School of Electrical and Electronic Engineering, North China Electric Power University, Beijing, China
2 Geomagnetic Laboratory, Natural Resources Canada, Ottawa, Canada
3 Finnish Meteorological Institute, Helsinki, Finland
Accepted: 17 December 2013
During geomagnetic storms, the geomagnetically induced currents (GIC) cause bias fluxes in transformers, resulting in half-cycle saturation. Severely distorted exciting currents, which contain significant amounts of harmonics, threaten the safe operation of equipment and even the whole power system. In this paper, we compare GIC data measured in transformer neutrals and magnetic recordings in China, and show that the GIC amplitudes can be quite large even in mid-low latitude areas. The GIC in the Chinese Northwest 750 kV Power Grid are modeled based on the plane wave assumption. The results show that GIC flowing in some transformers exceed 30 A/phase during strong geomagnetic storms. GIC are thus not only a high-latitude problem but networks in middle and low latitudes can be impacted as well, which needs careful attention.

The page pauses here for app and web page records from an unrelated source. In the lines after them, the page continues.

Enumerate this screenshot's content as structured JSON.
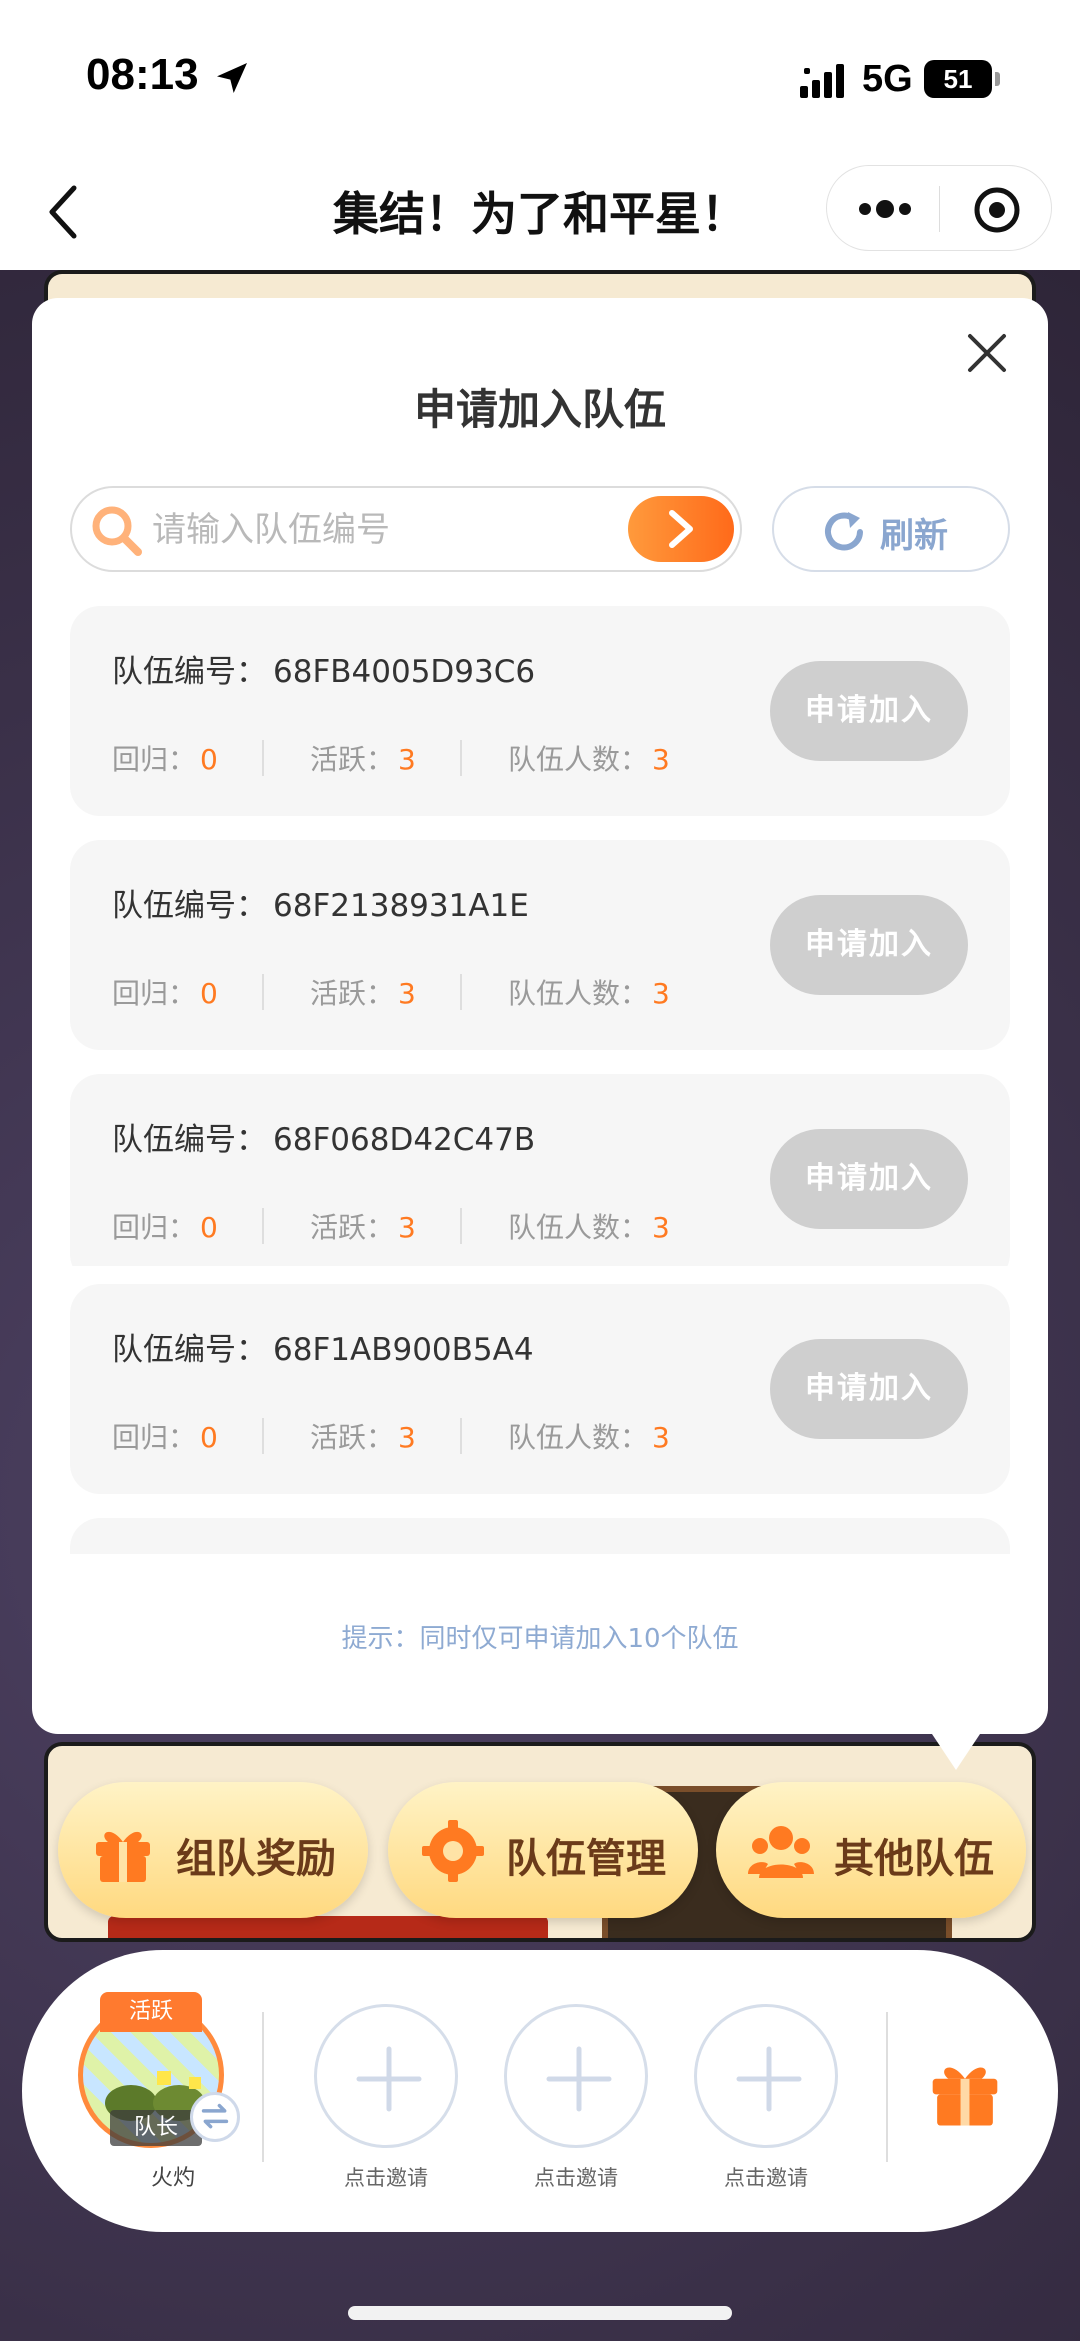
{
  "status_bar": {
    "time": "08:13",
    "network": "5G",
    "battery": "51"
  },
  "nav": {
    "title": "集结！为了和平星！"
  },
  "modal": {
    "title": "申请加入队伍",
    "search_placeholder": "请输入队伍编号",
    "refresh_label": "刷新",
    "id_label": "队伍编号：",
    "labels": {
      "return": "回归：",
      "active": "活跃：",
      "members": "队伍人数："
    },
    "join_label": "申请加入",
    "teams": [
      {
        "id": "68FB4005D93C6",
        "return": "0",
        "active": "3",
        "members": "3"
      },
      {
        "id": "68F2138931A1E",
        "return": "0",
        "active": "3",
        "members": "3"
      },
      {
        "id": "68F068D42C47B",
        "return": "0",
        "active": "3",
        "members": "3"
      },
      {
        "id": "68F1AB900B5A4",
        "return": "0",
        "active": "3",
        "members": "3"
      }
    ],
    "tip": "提示：同时仅可申请加入10个队伍"
  },
  "actions": [
    {
      "label": "组队奖励",
      "icon": "gift-icon"
    },
    {
      "label": "队伍管理",
      "icon": "gear-icon"
    },
    {
      "label": "其他队伍",
      "icon": "people-icon"
    }
  ],
  "team_panel": {
    "captain_badge": "活跃",
    "captain_tag": "队长",
    "captain_name": "火灼",
    "invite_label": "点击邀请"
  },
  "colors": {
    "accent_orange": "#ff7a21",
    "tip_blue": "#8eaad2",
    "join_disabled": "#cfcfcf"
  }
}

Key words: electric circuit / geomagnetically induced currents (GIC) / modelling / engineering / space weather
© C. Liu et al., Published by EDP Sciences 2014
This is an Open Access article distributed under the terms of the Creative Commons Attribution License (http://creativecommons.org/licenses/by/2.0), which permits unrestricted use, distribution, and reproduction in any medium, provided the original work is properly cited.
Current usage metrics show cumulative count of Article Views (full-text article views including HTML views, PDF and ePub downloads, according to the available data) and Abstracts Views on Vision4Press platform.
Data correspond to usage on the plateform after 2015. The current usage metrics is available 48-96 hours after online publication and is updated daily on week days.
Initial download of the metrics may take a while.